Reynolds Gallery is pleased to announce the opening of "Walking the Subject" an exhibition by internationally recognized artist Javier Tapia. The exhibition opens with a reception on Friday, November 4 from 7 – 9 pm and continues through December 23, 2016. Featuring new large-scale watercolors, "Walking the Subject" will be the artist’s fourth solo show at Reynolds Gallery.
Born in 1957 in Lima, Peru, Tapia grew up in a tumultuous period as guerrilla warfare dominated political and social movements throughout the country. He remained in Peru until the early 1980s, when he moved to the United States, spurring a dramatic shift in his quality of life and art practice. His work underwent a physical and theoretical transition; originally producing still-lifes rooted in violent concepts, he now creates abstract paintings which deconstruct broad ideas of human nature. Intrigued by intersecting philosophies of humanity, he dissects the binaries within life, such as good and evil, intellectual and primal, control and detachment. The new work explores how these opposites manifest in life; abstract shapes and broad strokes become metaphors for chaos and control, or structure and disorder.
Much like traditional Peruvian weaving, Tapia overlaps, subtracts, and reworks layers of watercolor, creating dynamic compositions which emanate physicality. With the new work, he explains “I am interested in finding ways to suggest a sense of looking down onto a ground, as if one is about six feet from it, walking through a cluster of mental and physical spaces.” His patterns transform the paper as bold colors emerge like carved-out shapes. In "The Gap" orange strips flutter beneath bands of blue and green, simultaneously fluid and constrained. Each brushstroke measures equal in size and width, yet differs in opacity and hue, uniting and contrasting the medium. The push-pull quality resonating in each piece parallels Tapia’s ideas of opposing forces. We recognize the work as energetic, on the brink of chaos, yet ordered within the constraints of the paper.
Although his compositions evolve from piece to piece, their overall format has remained the same, displayed as several rectangular panels arranged into one large piece. In Walking the Subject, Tapia strays from his typical structure, painting on a multitude of small squares of paper and then organizing them into one, resulting in a tapestry of color. The paper size establishes structure, yet Tapia’s instinctual organization of chaotic lines allows for constant change during the creation process.
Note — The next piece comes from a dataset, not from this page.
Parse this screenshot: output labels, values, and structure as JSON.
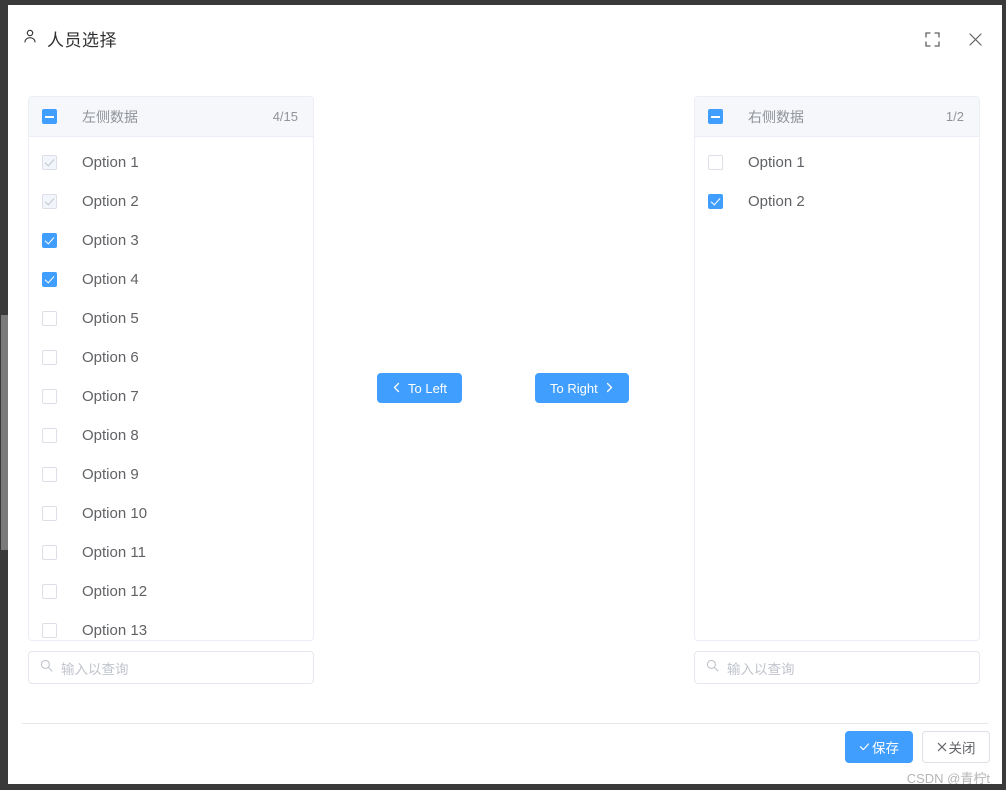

The result is a series of segments that consciously avoid the literal and the narrative, arriving at an abstraction which is intense, living, and continually surprising.
Tapia studied painting at Santa Monica College in Los Angeles, CA, and received his BFA and MFA from the University of Texas at Austin (1984, 1987). He currently teaches in VCU’s Department of Painting and Printmaking, where he has been an associate professor since 1988. Exhibiting nationally and internationally, he has mounted shows at the Embassy of Peru Art Gallery, Washington, DC; Museo de
Osma, Barranco, Peru; Bloom Gallery, Milan, Italy; Hunt Gallery at Mary Baldwin College, Staunton, VA; 1708 Gallery, and the Anderson Gallery, both, Richmond, VA. He is a recipient of the Theresa Pollak Prize for Excellence in the Arts (2010). His work is held in private and public collections, including The National Museum of Peru; University of Texas at Austin; Ogden Museum, New Orleans, LA; Markel Corporation, VCU School of Medicine, Altria Group, and Capital One, all Richmond, Virginia.